THE NATIONAL Museum of Scotland has unveiled a number of themed tours to be held throughout November.
‘Supernatural Scotland’ is one such tour in which the magic and myths associated with artefacts at the National Museum will be investigated and explored.
As volunteer guide Eleanor Burns says in the promotional video for the ‘Supernatural Scotland’ tours, the aim is to look more closely at the ‘weird’ things in the museum, such as superstitions and religious practices.
One aspect of the tour is looking at witchcraft, and King James VI’s interest in it - indeed, he was an expert on the topic and wrote a book called ‘Demonology’ on the subject of witchcraft. The tour will also explore the legend that when King James returned from a trip to Denmark in Scandinavia, the route back home to Scotland was treacherous and difficult to pass on account of a number of rocks, which are said to have been raised by witches.
Several hundred witchcraft trials were held in Scotland throughout the course of the 16th, 17th and 18th centuries. Scotland allowed the use of torture on suspected witches to get them to confess to their ‘crimes’,
Torture instruments, such as the ‘boot’ (an iron boot-shaped instrument put on the foot and heated up) and thumbscrews, which are on display in the museum, were used to try and force confessions out of people suspected of witchcraft.
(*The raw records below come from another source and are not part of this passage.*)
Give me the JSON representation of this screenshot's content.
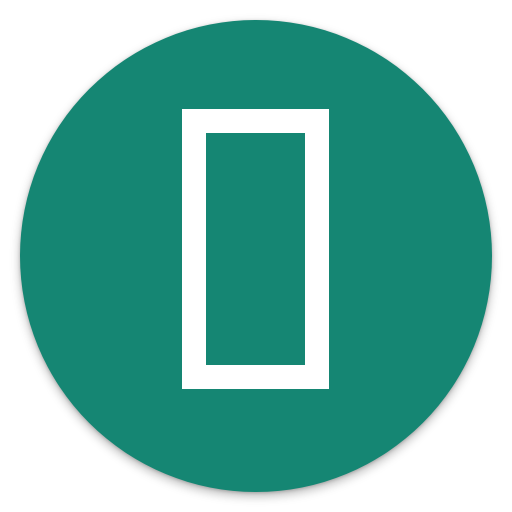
{
  "icon": {
    "name": "app-launcher-icon",
    "background_color": "#158673",
    "glyph_color": "#ffffff",
    "glyph": "missing-glyph-box-icon"
  }
}
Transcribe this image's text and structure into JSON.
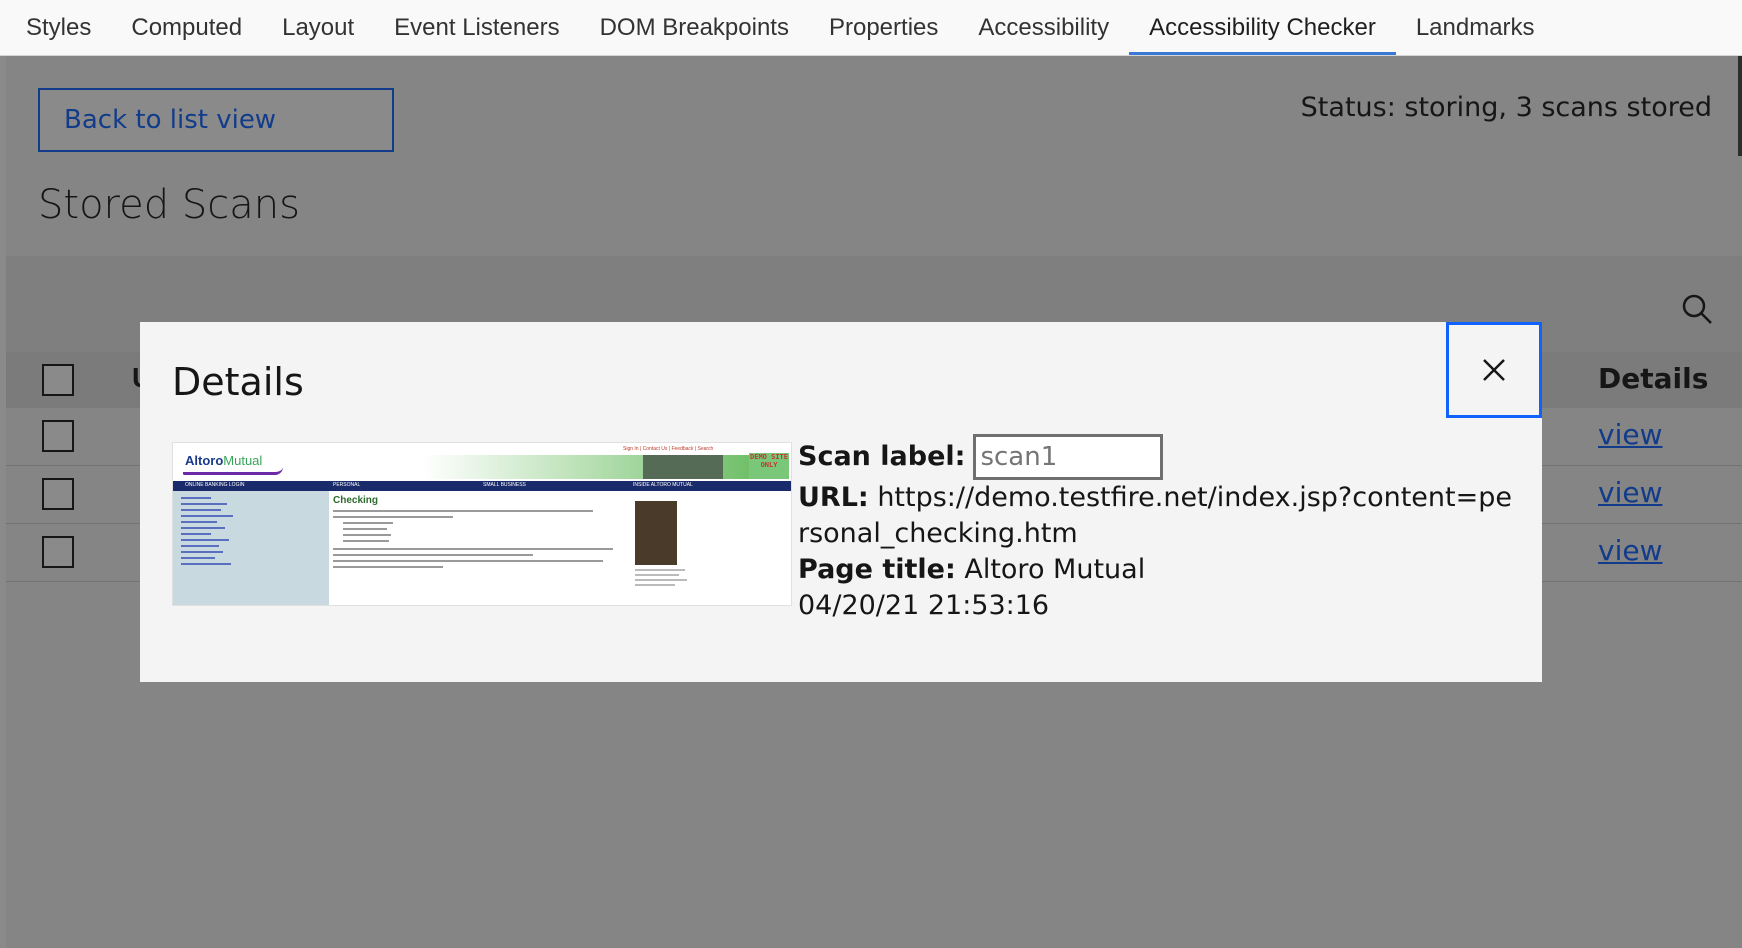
{
  "tabs": [
    {
      "label": "Styles"
    },
    {
      "label": "Computed"
    },
    {
      "label": "Layout"
    },
    {
      "label": "Event Listeners"
    },
    {
      "label": "DOM Breakpoints"
    },
    {
      "label": "Properties"
    },
    {
      "label": "Accessibility"
    },
    {
      "label": "Accessibility Checker",
      "active": true
    },
    {
      "label": "Landmarks"
    }
  ],
  "panel": {
    "back_button": "Back to list view",
    "status": "Status: storing, 3 scans stored",
    "title": "Stored Scans",
    "table": {
      "header_first_char": "U",
      "header_details": "Details",
      "rows": [
        {
          "link": "view"
        },
        {
          "link": "view"
        },
        {
          "link": "view"
        }
      ]
    }
  },
  "modal": {
    "title": "Details",
    "close_icon": "close-icon",
    "thumbnail": {
      "logo_bold": "Altoro",
      "logo_light": "Mutual",
      "heading": "Checking",
      "badge": "DEMO SITE ONLY",
      "nav": [
        "ONLINE BANKING LOGIN",
        "PERSONAL",
        "SMALL BUSINESS",
        "INSIDE ALTORO MUTUAL"
      ],
      "top_links": "Sign In | Contact Us | Feedback | Search"
    },
    "scan_label_label": "Scan label:",
    "scan_label_value": "scan1",
    "url_label": "URL:",
    "url_value": "https://demo.testfire.net/index.jsp?content=personal_checking.htm",
    "page_title_label": "Page title:",
    "page_title_value": "Altoro Mutual",
    "timestamp": "04/20/21 21:53:16"
  },
  "colors": {
    "accent": "#0f62fe",
    "overlay": "rgba(22,22,22,0.5)"
  }
}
The last witch to be executed in Scotland was in Dornoch, in 1723, and was accused of having turned her daughter into a pony.